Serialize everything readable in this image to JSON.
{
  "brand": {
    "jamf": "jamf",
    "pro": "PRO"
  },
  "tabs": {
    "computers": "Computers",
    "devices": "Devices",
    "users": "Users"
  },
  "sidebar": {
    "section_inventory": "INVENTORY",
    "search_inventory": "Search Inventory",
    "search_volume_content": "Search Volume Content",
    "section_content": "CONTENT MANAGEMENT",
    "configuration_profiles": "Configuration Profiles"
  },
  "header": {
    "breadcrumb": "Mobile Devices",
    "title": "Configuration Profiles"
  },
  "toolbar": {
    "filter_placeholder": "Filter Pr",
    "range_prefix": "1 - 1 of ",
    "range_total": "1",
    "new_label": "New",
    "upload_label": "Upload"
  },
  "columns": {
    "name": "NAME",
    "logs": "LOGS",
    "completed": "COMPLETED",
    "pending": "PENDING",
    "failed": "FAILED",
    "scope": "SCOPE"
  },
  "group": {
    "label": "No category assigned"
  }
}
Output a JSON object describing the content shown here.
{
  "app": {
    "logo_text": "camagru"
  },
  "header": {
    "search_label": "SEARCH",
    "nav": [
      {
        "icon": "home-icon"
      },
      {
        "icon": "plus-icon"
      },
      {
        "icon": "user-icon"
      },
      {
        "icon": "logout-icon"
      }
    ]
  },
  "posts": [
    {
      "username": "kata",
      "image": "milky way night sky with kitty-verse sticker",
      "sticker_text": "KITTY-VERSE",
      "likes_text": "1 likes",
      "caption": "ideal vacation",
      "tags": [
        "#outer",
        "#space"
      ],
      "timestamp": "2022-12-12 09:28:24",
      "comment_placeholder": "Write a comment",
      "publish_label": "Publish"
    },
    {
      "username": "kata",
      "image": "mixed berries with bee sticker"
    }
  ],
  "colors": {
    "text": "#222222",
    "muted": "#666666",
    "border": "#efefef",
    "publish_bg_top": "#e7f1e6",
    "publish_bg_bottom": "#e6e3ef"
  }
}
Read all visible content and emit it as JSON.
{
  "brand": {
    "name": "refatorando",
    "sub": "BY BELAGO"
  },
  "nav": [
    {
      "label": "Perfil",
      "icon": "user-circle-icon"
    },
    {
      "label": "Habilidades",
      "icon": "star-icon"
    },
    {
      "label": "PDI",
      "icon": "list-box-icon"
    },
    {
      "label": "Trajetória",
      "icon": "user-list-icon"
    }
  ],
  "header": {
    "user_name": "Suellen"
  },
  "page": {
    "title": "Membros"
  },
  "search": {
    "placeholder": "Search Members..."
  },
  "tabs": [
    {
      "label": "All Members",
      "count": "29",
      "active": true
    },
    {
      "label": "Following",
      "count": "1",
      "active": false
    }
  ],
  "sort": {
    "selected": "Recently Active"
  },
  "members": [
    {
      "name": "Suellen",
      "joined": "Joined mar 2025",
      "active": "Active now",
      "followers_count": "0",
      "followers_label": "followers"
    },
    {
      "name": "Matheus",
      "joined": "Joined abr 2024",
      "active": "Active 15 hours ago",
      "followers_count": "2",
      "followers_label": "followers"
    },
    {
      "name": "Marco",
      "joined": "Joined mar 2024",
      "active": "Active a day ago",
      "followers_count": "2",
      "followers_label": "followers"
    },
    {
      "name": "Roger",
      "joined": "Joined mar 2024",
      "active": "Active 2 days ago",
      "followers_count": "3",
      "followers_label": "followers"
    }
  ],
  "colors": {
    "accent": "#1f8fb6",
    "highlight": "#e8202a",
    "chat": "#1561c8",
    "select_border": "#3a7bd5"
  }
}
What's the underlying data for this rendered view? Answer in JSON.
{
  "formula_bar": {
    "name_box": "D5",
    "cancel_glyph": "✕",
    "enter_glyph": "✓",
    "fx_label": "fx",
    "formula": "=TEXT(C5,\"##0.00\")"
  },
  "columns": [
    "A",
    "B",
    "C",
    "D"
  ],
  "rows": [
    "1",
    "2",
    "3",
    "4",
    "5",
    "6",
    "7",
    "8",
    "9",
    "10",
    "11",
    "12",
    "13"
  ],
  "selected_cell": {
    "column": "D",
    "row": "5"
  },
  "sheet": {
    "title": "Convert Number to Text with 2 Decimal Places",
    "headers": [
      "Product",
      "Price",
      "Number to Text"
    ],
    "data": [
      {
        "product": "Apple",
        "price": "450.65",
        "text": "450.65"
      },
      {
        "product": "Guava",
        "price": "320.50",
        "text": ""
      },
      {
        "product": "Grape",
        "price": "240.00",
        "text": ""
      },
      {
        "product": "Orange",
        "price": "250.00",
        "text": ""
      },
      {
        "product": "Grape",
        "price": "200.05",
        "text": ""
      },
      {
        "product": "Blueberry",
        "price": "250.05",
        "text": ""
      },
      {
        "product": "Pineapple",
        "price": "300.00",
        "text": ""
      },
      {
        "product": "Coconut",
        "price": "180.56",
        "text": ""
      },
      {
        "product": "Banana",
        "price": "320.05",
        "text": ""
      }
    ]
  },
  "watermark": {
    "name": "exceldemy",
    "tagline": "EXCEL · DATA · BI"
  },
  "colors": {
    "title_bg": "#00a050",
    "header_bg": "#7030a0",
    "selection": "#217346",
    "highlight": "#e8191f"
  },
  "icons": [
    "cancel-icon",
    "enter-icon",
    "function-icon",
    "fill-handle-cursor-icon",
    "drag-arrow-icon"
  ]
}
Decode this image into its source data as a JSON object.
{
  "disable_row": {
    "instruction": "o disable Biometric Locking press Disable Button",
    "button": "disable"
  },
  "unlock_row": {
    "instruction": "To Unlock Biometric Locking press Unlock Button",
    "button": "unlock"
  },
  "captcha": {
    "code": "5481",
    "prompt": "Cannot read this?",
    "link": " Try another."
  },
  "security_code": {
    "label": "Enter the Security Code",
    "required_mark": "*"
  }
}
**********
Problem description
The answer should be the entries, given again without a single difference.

Answer to this task
Serialize everything readable in this image to JSON.
{
  "brand": {
    "jamf": "jamf",
    "pro": "PRO"
  },
  "tabs": {
    "computers": "Computers",
    "devices": "Devices",
    "users": "Users"
  },
  "sidebar": {
    "section_inventory": "INVENTORY",
    "search_inventory": "Search Inventory",
    "search_volume_content": "Search Volume Content",
    "section_content": "CONTENT MANAGEMENT",
    "configuration_profiles": "Configuration Profiles"
  },
  "header": {
    "breadcrumb": "Mobile Devices",
    "title": "Configuration Profiles"
  },
  "toolbar": {
    "filter_placeholder": "Filter Pr",
    "range_prefix": "1 - 1 of ",
    "range_total": "1",
    "new_label": "New",
    "upload_label": "Upload"
  },
  "columns": {
    "name": "NAME",
    "logs": "LOGS",
    "completed": "COMPLETED",
    "pending": "PENDING",
    "failed": "FAILED",
    "scope": "SCOPE"
  },
  "group": {
    "label": "No category assigned"
  }
}
Output a JSON object describing the content shown here.
{
  "app": {
    "logo_text": "camagru"
  },
  "header": {
    "search_label": "SEARCH",
    "nav": [
      {
        "icon": "home-icon"
      },
      {
        "icon": "plus-icon"
      },
      {
        "icon": "user-icon"
      },
      {
        "icon": "logout-icon"
      }
    ]
  },
  "posts": [
    {
      "username": "kata",
      "image": "milky way night sky with kitty-verse sticker",
      "sticker_text": "KITTY-VERSE",
      "likes_text": "1 likes",
      "caption": "ideal vacation",
      "tags": [
        "#outer",
        "#space"
      ],
      "timestamp": "2022-12-12 09:28:24",
      "comment_placeholder": "Write a comment",
      "publish_label": "Publish"
    },
    {
      "username": "kata",
      "image": "mixed berries with bee sticker"
    }
  ],
  "colors": {
    "text": "#222222",
    "muted": "#666666",
    "border": "#efefef",
    "publish_bg_top": "#e7f1e6",
    "publish_bg_bottom": "#e6e3ef"
  }
}
Read all visible content and emit it as JSON.
{
  "brand": {
    "name": "refatorando",
    "sub": "BY BELAGO"
  },
  "nav": [
    {
      "label": "Perfil",
      "icon": "user-circle-icon"
    },
    {
      "label": "Habilidades",
      "icon": "star-icon"
    },
    {
      "label": "PDI",
      "icon": "list-box-icon"
    },
    {
      "label": "Trajetória",
      "icon": "user-list-icon"
    }
  ],
  "header": {
    "user_name": "Suellen"
  },
  "page": {
    "title": "Membros"
  },
  "search": {
    "placeholder": "Search Members..."
  },
  "tabs": [
    {
      "label": "All Members",
      "count": "29",
      "active": true
    },
    {
      "label": "Following",
      "count": "1",
      "active": false
    }
  ],
  "sort": {
    "selected": "Recently Active"
  },
  "members": [
    {
      "name": "Suellen",
      "joined": "Joined mar 2025",
      "active": "Active now",
      "followers_count": "0",
      "followers_label": "followers"
    },
    {
      "name": "Matheus",
      "joined": "Joined abr 2024",
      "active": "Active 15 hours ago",
      "followers_count": "2",
      "followers_label": "followers"
    },
    {
      "name": "Marco",
      "joined": "Joined mar 2024",
      "active": "Active a day ago",
      "followers_count": "2",
      "followers_label": "followers"
    },
    {
      "name": "Roger",
      "joined": "Joined mar 2024",
      "active": "Active 2 days ago",
      "followers_count": "3",
      "followers_label": "followers"
    }
  ],
  "colors": {
    "accent": "#1f8fb6",
    "highlight": "#e8202a",
    "chat": "#1561c8",
    "select_border": "#3a7bd5"
  }
}
What's the underlying data for this rendered view? Answer in JSON.
{
  "formula_bar": {
    "name_box": "D5",
    "cancel_glyph": "✕",
    "enter_glyph": "✓",
    "fx_label": "fx",
    "formula": "=TEXT(C5,\"##0.00\")"
  },
  "columns": [
    "A",
    "B",
    "C",
    "D"
  ],
  "rows": [
    "1",
    "2",
    "3",
    "4",
    "5",
    "6",
    "7",
    "8",
    "9",
    "10",
    "11",
    "12",
    "13"
  ],
  "selected_cell": {
    "column": "D",
    "row": "5"
  },
  "sheet": {
    "title": "Convert Number to Text with 2 Decimal Places",
    "headers": [
      "Product",
      "Price",
      "Number to Text"
    ],
    "data": [
      {
        "product": "Apple",
        "price": "450.65",
        "text": "450.65"
      },
      {
        "product": "Guava",
        "price": "320.50",
        "text": ""
      },
      {
        "product": "Grape",
        "price": "240.00",
        "text": ""
      },
      {
        "product": "Orange",
        "price": "250.00",
        "text": ""
      },
      {
        "product": "Grape",
        "price": "200.05",
        "text": ""
      },
      {
        "product": "Blueberry",
        "price": "250.05",
        "text": ""
      },
      {
        "product": "Pineapple",
        "price": "300.00",
        "text": ""
      },
      {
        "product": "Coconut",
        "price": "180.56",
        "text": ""
      },
      {
        "product": "Banana",
        "price": "320.05",
        "text": ""
      }
    ]
  },
  "watermark": {
    "name": "exceldemy",
    "tagline": "EXCEL · DATA · BI"
  },
  "colors": {
    "title_bg": "#00a050",
    "header_bg": "#7030a0",
    "selection": "#217346",
    "highlight": "#e8191f"
  },
  "icons": [
    "cancel-icon",
    "enter-icon",
    "function-icon",
    "fill-handle-cursor-icon",
    "drag-arrow-icon"
  ]
}
Decode this image into its source data as a JSON object.
{
  "disable_row": {
    "instruction": "o disable Biometric Locking press Disable Button",
    "button": "disable"
  },
  "unlock_row": {
    "instruction": "To Unlock Biometric Locking press Unlock Button",
    "button": "unlock"
  },
  "captcha": {
    "code": "5481",
    "prompt": "Cannot read this?",
    "link": " Try another."
  },
  "security_code": {
    "label": "Enter the Security Code",
    "required_mark": "*"
  }
}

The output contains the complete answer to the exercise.